- [Task goal]:
Would you copy out only the lines from the one with "Decode this image" to the end of the records, exactly as they stand?

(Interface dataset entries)
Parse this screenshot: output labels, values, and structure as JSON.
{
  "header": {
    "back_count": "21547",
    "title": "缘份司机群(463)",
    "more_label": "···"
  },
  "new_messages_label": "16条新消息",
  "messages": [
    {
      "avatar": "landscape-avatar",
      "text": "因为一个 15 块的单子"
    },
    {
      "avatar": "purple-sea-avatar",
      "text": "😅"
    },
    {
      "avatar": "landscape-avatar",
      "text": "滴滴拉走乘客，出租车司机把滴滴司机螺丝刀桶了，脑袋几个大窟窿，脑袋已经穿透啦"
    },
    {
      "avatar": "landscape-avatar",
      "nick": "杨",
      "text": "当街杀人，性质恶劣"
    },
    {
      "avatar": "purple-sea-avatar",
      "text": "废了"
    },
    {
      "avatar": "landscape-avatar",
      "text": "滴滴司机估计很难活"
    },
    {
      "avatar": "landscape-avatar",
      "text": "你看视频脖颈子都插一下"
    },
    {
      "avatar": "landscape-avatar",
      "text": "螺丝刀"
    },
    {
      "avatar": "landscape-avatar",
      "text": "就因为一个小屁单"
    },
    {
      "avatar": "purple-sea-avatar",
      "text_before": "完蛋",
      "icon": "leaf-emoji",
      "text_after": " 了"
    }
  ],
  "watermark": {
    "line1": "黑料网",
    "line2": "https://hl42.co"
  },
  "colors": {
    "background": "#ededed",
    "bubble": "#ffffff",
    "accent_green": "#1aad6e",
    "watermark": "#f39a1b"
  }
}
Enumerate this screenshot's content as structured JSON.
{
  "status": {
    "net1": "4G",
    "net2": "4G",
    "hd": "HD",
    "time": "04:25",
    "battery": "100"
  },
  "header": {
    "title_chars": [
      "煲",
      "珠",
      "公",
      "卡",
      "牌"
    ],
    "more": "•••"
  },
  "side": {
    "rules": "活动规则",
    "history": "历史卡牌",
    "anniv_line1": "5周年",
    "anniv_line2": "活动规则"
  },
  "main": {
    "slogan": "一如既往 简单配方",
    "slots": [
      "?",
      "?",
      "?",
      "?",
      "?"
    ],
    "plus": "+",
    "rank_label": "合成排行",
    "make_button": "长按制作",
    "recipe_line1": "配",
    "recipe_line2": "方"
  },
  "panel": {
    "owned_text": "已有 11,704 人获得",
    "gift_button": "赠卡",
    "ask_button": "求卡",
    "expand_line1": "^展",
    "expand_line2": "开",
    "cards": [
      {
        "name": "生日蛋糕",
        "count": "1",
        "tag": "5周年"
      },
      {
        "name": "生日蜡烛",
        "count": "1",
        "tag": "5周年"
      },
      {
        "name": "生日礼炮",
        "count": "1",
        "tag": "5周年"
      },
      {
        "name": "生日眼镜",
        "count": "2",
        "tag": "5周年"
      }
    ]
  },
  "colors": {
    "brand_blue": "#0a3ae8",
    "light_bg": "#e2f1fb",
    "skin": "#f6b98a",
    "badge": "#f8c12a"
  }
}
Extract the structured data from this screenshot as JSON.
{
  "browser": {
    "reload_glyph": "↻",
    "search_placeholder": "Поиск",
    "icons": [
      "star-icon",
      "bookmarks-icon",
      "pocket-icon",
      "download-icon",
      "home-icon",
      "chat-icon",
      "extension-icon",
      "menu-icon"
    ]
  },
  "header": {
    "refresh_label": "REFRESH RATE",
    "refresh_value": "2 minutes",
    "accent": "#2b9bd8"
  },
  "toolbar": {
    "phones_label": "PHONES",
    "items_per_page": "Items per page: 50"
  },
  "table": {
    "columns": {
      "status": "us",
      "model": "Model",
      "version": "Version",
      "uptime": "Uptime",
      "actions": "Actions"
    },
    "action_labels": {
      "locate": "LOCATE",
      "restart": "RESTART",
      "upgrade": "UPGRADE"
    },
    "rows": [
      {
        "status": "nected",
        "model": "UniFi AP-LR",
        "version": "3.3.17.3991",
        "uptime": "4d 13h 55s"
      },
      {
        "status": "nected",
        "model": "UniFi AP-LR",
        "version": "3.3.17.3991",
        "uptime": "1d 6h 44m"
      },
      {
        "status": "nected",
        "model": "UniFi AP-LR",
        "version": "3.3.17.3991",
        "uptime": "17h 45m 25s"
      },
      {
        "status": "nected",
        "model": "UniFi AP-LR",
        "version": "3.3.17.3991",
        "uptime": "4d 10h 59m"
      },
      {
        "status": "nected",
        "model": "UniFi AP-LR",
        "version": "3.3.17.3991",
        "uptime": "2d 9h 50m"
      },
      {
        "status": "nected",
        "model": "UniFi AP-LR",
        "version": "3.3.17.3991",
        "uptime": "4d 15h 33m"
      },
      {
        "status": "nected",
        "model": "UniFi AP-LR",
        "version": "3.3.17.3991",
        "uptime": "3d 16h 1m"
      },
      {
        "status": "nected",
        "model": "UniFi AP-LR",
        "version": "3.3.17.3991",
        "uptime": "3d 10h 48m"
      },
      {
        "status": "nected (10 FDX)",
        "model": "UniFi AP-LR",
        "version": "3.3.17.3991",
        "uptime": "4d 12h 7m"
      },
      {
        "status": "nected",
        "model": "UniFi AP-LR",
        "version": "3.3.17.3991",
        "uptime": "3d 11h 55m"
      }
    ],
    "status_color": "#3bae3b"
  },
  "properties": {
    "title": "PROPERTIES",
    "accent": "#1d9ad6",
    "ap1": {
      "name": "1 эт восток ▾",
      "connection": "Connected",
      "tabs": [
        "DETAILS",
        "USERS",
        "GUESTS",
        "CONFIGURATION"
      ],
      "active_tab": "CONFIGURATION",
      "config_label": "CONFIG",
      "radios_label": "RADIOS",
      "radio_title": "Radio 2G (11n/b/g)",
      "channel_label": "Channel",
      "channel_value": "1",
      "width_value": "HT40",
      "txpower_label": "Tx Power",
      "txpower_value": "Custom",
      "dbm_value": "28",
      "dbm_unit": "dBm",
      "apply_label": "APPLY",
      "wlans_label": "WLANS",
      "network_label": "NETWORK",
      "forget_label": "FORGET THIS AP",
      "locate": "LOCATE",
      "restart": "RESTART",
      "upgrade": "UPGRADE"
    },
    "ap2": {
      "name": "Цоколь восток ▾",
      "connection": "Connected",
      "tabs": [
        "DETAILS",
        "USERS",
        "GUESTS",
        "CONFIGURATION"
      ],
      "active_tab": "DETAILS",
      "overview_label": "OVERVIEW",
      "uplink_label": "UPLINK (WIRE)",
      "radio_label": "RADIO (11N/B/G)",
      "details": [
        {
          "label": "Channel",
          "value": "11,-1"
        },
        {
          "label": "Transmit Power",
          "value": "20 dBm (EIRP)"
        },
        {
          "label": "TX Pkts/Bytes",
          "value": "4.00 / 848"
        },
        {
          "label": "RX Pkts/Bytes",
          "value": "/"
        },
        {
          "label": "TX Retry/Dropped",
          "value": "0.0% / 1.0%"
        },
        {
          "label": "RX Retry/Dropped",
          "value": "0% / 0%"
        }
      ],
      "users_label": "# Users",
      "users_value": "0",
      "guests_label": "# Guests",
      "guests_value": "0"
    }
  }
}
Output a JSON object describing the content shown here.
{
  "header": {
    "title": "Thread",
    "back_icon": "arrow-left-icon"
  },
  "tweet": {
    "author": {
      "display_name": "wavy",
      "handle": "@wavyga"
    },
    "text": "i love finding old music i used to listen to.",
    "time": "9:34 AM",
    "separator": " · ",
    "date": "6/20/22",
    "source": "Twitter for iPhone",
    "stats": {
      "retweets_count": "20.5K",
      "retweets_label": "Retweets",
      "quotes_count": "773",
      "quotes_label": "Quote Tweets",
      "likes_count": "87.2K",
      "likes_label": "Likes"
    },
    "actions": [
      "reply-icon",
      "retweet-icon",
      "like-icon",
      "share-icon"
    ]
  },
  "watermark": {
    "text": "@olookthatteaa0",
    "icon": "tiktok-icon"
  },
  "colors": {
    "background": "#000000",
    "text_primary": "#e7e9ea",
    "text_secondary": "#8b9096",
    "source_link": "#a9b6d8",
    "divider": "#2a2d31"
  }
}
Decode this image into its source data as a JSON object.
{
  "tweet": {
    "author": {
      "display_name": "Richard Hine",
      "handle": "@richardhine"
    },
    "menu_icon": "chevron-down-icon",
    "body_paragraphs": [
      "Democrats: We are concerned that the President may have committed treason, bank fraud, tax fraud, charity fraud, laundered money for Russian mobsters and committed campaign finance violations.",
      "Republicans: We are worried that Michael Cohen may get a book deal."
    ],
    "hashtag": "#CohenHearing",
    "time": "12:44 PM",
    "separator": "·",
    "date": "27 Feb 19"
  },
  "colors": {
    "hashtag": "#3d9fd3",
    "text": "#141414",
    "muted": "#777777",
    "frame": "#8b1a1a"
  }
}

- [The completed task]:
Decode this image into its source data as a JSON object.
{
  "tweet": {
    "author": {
      "display_name": "Richard Hine",
      "handle": "@richardhine"
    },
    "menu_icon": "chevron-down-icon",
    "body_paragraphs": [
      "Democrats: We are concerned that the President may have committed treason, bank fraud, tax fraud, charity fraud, laundered money for Russian mobsters and committed campaign finance violations.",
      "Republicans: We are worried that Michael Cohen may get a book deal."
    ],
    "hashtag": "#CohenHearing",
    "time": "12:44 PM",
    "separator": "·",
    "date": "27 Feb 19"
  },
  "colors": {
    "hashtag": "#3d9fd3",
    "text": "#141414",
    "muted": "#777777",
    "frame": "#8b1a1a"
  }
}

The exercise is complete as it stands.